— ABOUT THIS EXERCISE —
Filter the records below and copy every line containing the word "data".

(INPUT FOR THIS TASK)

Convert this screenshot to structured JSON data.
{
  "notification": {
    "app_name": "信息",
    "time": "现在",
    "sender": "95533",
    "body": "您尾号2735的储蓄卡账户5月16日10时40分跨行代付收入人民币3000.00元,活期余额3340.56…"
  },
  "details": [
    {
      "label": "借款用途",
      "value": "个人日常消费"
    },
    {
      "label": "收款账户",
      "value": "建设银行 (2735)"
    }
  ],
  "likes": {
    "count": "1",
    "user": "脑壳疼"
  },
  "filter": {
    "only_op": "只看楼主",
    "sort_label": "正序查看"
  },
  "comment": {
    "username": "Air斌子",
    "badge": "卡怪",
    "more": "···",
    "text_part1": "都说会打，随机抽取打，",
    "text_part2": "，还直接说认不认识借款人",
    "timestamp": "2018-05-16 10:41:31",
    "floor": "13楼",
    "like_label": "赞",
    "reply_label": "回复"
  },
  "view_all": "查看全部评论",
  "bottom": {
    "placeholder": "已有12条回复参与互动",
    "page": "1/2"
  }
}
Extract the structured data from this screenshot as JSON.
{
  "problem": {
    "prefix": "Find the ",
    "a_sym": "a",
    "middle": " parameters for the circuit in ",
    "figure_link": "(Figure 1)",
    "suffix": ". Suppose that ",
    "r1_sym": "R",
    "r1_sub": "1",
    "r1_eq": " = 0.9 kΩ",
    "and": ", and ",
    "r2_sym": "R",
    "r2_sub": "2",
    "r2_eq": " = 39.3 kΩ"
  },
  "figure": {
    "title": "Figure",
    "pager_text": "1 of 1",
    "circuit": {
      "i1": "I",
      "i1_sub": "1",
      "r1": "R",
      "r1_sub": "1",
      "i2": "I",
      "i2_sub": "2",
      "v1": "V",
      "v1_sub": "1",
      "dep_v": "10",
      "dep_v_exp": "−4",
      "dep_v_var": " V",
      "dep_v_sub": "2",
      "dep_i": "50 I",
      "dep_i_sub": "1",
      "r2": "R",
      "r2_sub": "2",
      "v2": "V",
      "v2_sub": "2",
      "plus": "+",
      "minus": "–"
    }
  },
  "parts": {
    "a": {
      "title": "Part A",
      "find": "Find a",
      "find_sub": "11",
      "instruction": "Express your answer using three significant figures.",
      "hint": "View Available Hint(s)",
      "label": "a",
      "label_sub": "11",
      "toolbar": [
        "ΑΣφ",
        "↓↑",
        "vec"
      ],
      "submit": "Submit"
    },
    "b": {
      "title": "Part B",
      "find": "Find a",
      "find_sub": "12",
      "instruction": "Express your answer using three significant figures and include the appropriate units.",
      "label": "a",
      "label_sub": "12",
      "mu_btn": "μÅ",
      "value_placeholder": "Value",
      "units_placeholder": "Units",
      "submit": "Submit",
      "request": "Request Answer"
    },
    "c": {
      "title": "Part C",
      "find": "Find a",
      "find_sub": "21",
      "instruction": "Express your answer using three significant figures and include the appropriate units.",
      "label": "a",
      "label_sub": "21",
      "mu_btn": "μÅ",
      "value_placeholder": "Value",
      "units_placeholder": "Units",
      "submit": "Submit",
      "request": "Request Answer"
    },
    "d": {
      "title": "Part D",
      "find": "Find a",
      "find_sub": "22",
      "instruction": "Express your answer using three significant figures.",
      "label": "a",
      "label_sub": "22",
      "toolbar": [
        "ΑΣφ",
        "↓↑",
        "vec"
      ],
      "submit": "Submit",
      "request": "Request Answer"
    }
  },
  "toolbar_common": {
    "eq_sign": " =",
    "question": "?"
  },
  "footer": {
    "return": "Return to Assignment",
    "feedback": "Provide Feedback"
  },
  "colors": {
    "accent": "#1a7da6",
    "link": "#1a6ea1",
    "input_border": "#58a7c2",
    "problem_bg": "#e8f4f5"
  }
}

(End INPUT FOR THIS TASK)

— WRITTEN REPLY —
Convert this screenshot to structured JSON data.
Extract the structured data from this screenshot as JSON.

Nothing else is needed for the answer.